What is your favorite memory of your jewelry by Ina Beissner?
I love my ear cuff by Ina Beissner because it is also great for classic looks. It was a spontaneous buy to treat myself after a particularly intense week at work.

MARTA GNYP, Gallery Owner & Author

What do you rely on most in your work?
Expertise, detail control, and intuition.

What is important to you when purchasing art?
A work of art’s potential to be of lasting, art historical significance, socially relevant and, ideally, financially valuable.

What advice would you give aspiring collectors?
Visit as many museums and galleries as you can, ask as many questions as possible, buy a work of art and live with it – only then will you discover your personal taste and how important, enriching and exciting it is to collect art. An art collection is not only a reflection of our times in a collective sense, but also an expression of a collector’s personality; their ideas, hopes, fears, and dreams.

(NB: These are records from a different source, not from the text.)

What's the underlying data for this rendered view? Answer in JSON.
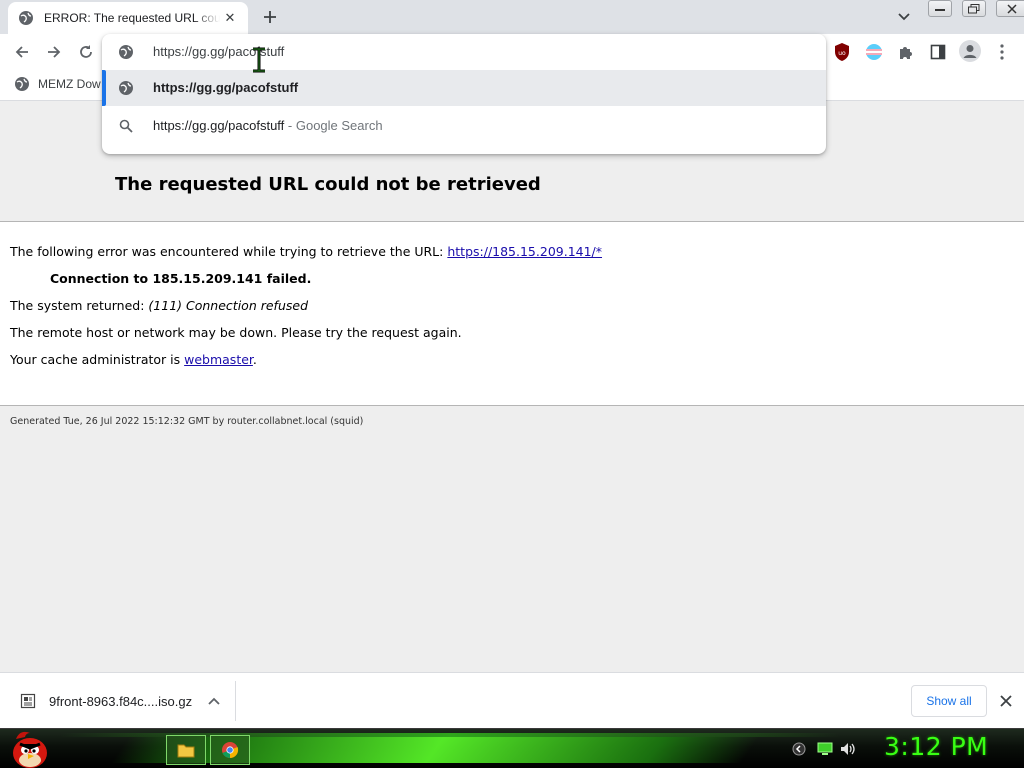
{
  "tab": {
    "title": "ERROR: The requested URL could not be retrieved",
    "close_glyph": "✕"
  },
  "toolbar": {
    "back_icon": "arrow-left-icon",
    "forward_icon": "arrow-right-icon",
    "reload_icon": "reload-icon",
    "extensions": [
      "ublock-origin-icon",
      "pride-flag-extension-icon",
      "puzzle-extensions-icon",
      "side-panel-icon",
      "profile-avatar-icon",
      "more-menu-icon"
    ]
  },
  "omnibox": {
    "input_value": "https://gg.gg/pacofstuff",
    "suggestions": [
      {
        "text": "https://gg.gg/pacofstuff",
        "suffix": "",
        "selected": true
      },
      {
        "text": "https://gg.gg/pacofstuff",
        "suffix": " - Google Search",
        "selected": false
      }
    ]
  },
  "bookmarks": {
    "items": [
      {
        "label": "MEMZ Dow"
      }
    ]
  },
  "page": {
    "title": "The requested URL could not be retrieved",
    "line1_prefix": "The following error was encountered while trying to retrieve the URL: ",
    "line1_link": "https://185.15.209.141/*",
    "line2": "Connection to 185.15.209.141 failed.",
    "line3_prefix": "The system returned: ",
    "line3_italic": "(111) Connection refused",
    "line4": "The remote host or network may be down. Please try the request again.",
    "line5_prefix": "Your cache administrator is ",
    "line5_link": "webmaster",
    "line5_suffix": ".",
    "footer": "Generated Tue, 26 Jul 2022 15:12:32 GMT by router.collabnet.local (squid)"
  },
  "downloads": {
    "items": [
      {
        "name": "9front-8963.f84c....iso.gz"
      }
    ],
    "show_all": "Show all"
  },
  "taskbar": {
    "clock": "3:12 PM",
    "pinned": [
      "file-explorer-icon",
      "chrome-icon"
    ],
    "tray": [
      "tray-arrow-icon",
      "network-icon",
      "volume-icon"
    ]
  },
  "colors": {
    "accent": "#1a73e8",
    "link": "#1a0dab",
    "clock": "#39ff14",
    "taskbar_glow": "#5cff2a"
  }
}
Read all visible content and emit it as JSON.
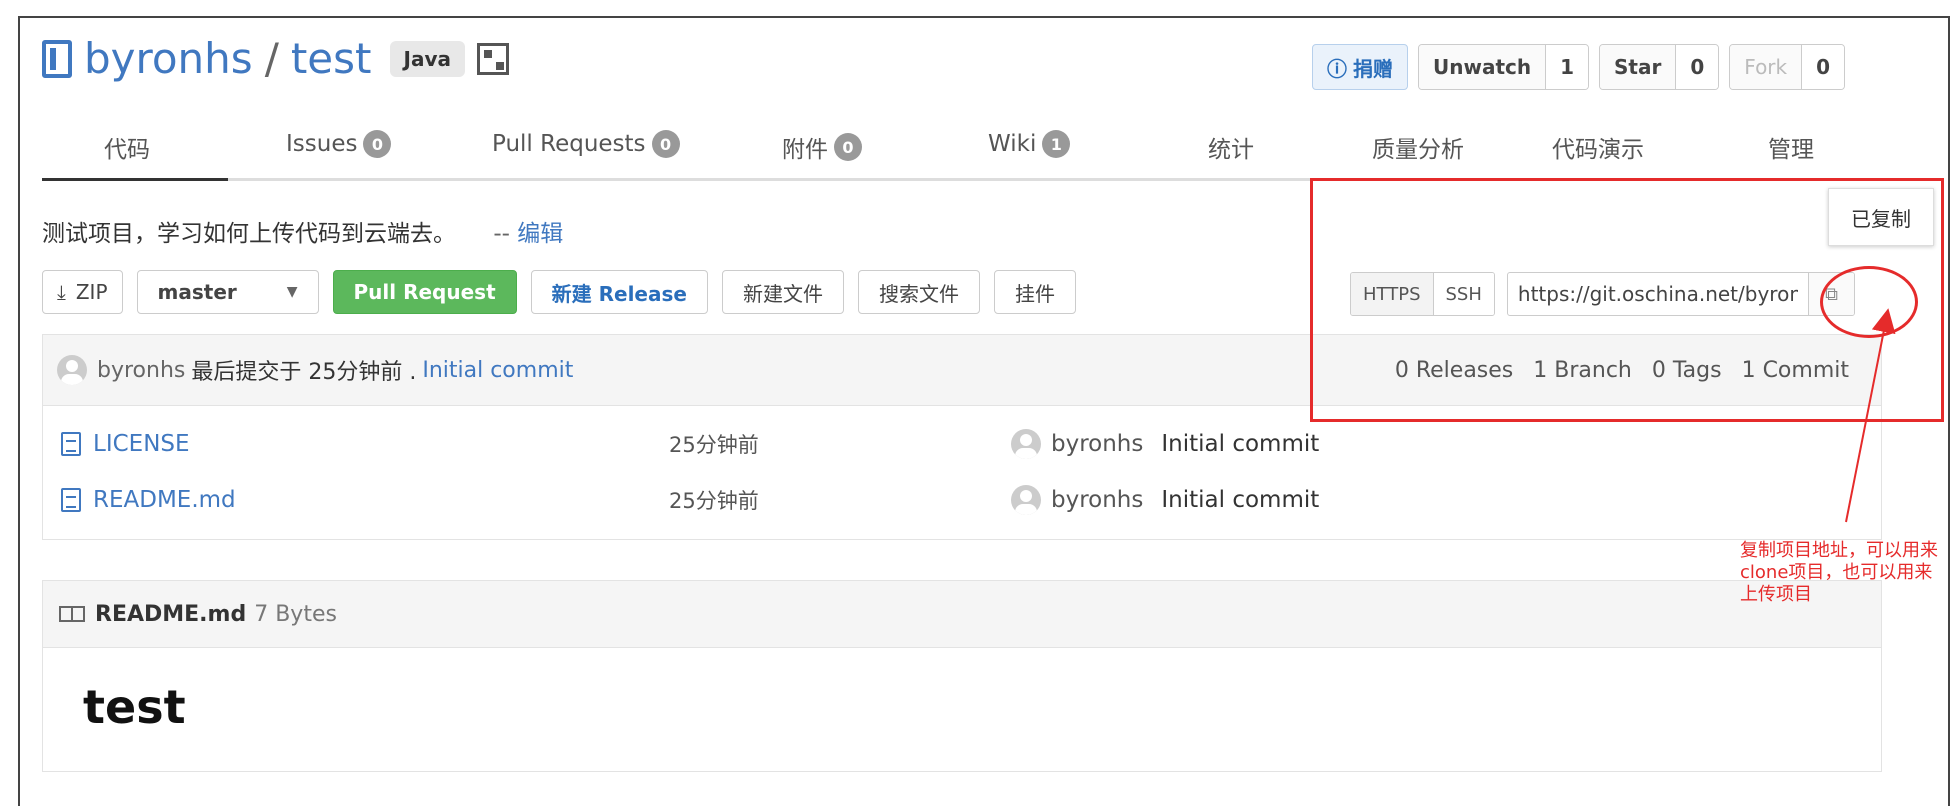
{
  "repo": {
    "owner": "byronhs",
    "separator": "/",
    "name": "test",
    "language": "Java"
  },
  "header_buttons": {
    "donate": "捐赠",
    "watch": {
      "label": "Unwatch",
      "count": "1"
    },
    "star": {
      "label": "Star",
      "count": "0"
    },
    "fork": {
      "label": "Fork",
      "count": "0"
    }
  },
  "tabs": [
    {
      "label": "代码"
    },
    {
      "label": "Issues",
      "count": "0"
    },
    {
      "label": "Pull Requests",
      "count": "0"
    },
    {
      "label": "附件",
      "count": "0"
    },
    {
      "label": "Wiki",
      "count": "1"
    },
    {
      "label": "统计"
    },
    {
      "label": "质量分析"
    },
    {
      "label": "代码演示"
    },
    {
      "label": "管理"
    }
  ],
  "description": {
    "text": "测试项目，学习如何上传代码到云端去。",
    "dash": "--",
    "edit": "编辑"
  },
  "toolbar": {
    "zip": "ZIP",
    "branch": "master",
    "pull_request": "Pull Request",
    "new_release": "新建 Release",
    "new_file": "新建文件",
    "search_file": "搜索文件",
    "widget": "挂件"
  },
  "clone": {
    "https": "HTTPS",
    "ssh": "SSH",
    "url": "https://git.oschina.net/byronhs/test.git",
    "copied_tooltip": "已复制"
  },
  "last_commit": {
    "author": "byronhs",
    "text": "最后提交于 25分钟前 .",
    "message": "Initial commit",
    "releases": "0 Releases",
    "branches": "1 Branch",
    "tags": "0 Tags",
    "commits": "1 Commit"
  },
  "files": [
    {
      "name": "LICENSE",
      "time": "25分钟前",
      "author": "byronhs",
      "message": "Initial commit"
    },
    {
      "name": "README.md",
      "time": "25分钟前",
      "author": "byronhs",
      "message": "Initial commit"
    }
  ],
  "readme": {
    "filename": "README.md",
    "size": "7 Bytes",
    "heading": "test"
  },
  "annotation": {
    "note": "复制项目地址，可以用来clone项目，也可以用来上传项目",
    "color": "#e52b2b"
  },
  "colors": {
    "link": "#4078c0",
    "primary_green": "#5cb85c"
  }
}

What has working in the art industry taught you?
Studying art history allowed me wonderful encounters with art as a social and historical phenomenon. I conducted an in-depth analysis of the art market for my doctoral thesis. But the real work starts when you have to make decisions yourself, judge what is good and why, and take risks.

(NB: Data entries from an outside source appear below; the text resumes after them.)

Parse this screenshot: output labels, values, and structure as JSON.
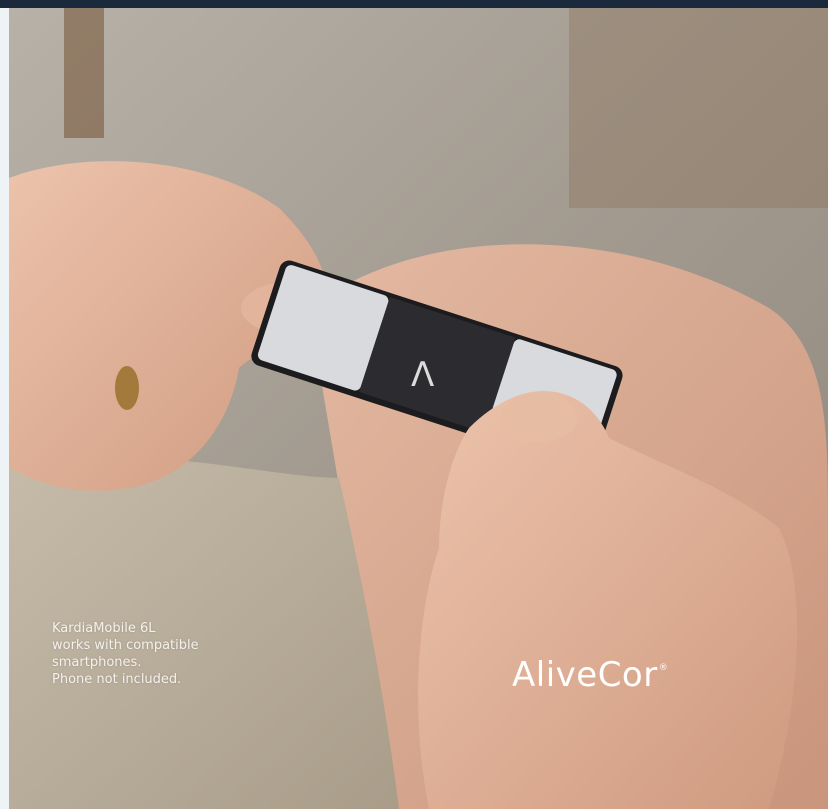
{
  "caption": {
    "line1": "KardiaMobile 6L",
    "line2": "works with compatible",
    "line3": "smartphones.",
    "line4": "Phone not included."
  },
  "logo": {
    "text": "AliveCor",
    "registered_mark": "®"
  },
  "device": {
    "glyph": "Λ"
  },
  "colors": {
    "top_bar": "#1a2a3c",
    "left_strip": "#eef3f5",
    "caption_text": "#f4f1ec",
    "logo_text": "#ffffff",
    "device_center": "#2b2b30",
    "device_pads": "#d9dadd"
  }
}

What is the secret to your success?
Total commitment and luck. The former is entirely in your hands; the latter, you simply have to hope for!

What is your relationship with special pieces of jewelry?
Special pieces of jewelry – for me, especially rings – feel like a part of the body. The nice thing about rings is that I can also always see and enjoy them myself.

DIANDRA DONECKER, Partner & Managing Director at Grisebach.

Did you always want to work in the art industry?
I had always wanted to study art history. I found the combination of history and art as a medium utterly fascinating. It was also clear to me early on that I wanted to combine art and the markets, art and demand, art and trade. The pleasure of beholding, of collecting, and also that a work of art can have its price appealed to me. I enjoy working with people, getting out and about, and travelling, too – this mix is what attracts me and continues to nourish me to this day!

What has working in the art industry taught you?
Flexibility, openness, internationality, discipline, team spirit, and an insatiable thirst for knowledge.

Did/do people underestimate you because of your age?
Absolutely! A 29-year-old woman running one of the most important auction houses in the German-speaking world (2019) ... That was quite a surprise for some colleagues ... But being underestimated has its advantages. Ultimately, it is the results that count, and the trust and confidence in one another. Today, I can look back with a smile on many an awkward remark or raised eyebrows.

What is the secret to your success?
Authenticity, kindness, courage, self-confidence and a little luck.

How important do you believe art is during the COVID-19 pandemic?
Art is always important. And the more difficult the times, the more important art becomes. Art also means reflecting on the world, on oneself as a human within the real world with all its challenges and doubts. Art as a focal point and space for reflection.
Our delight when museums and galleries reopened proved that art is enjoyed, loved and needed – and that life without art is possible, but pointless. Both in good times and in difficult times.

How will digitalization change the art industry?
Art is becoming more accessible and less elitist. At the same time, sensible reflection is needed on how art can continue to be seen and experienced when you can no longer behold the original first-hand. This is a challenge for mediation. Because at the end of the day, art is all about the experience – and this includes all of the sensory experiences you can have in front of a work of art. And nothing is better than the original! What I appreciate about digital advances is the dynamism and openness, transparency and “democratization”.

Which is your favorite piece of jewelry?
The watch that my beloved grandfather gave me when I graduated: a Cartier Tank. I have not been a single day without it for almost 15 years now.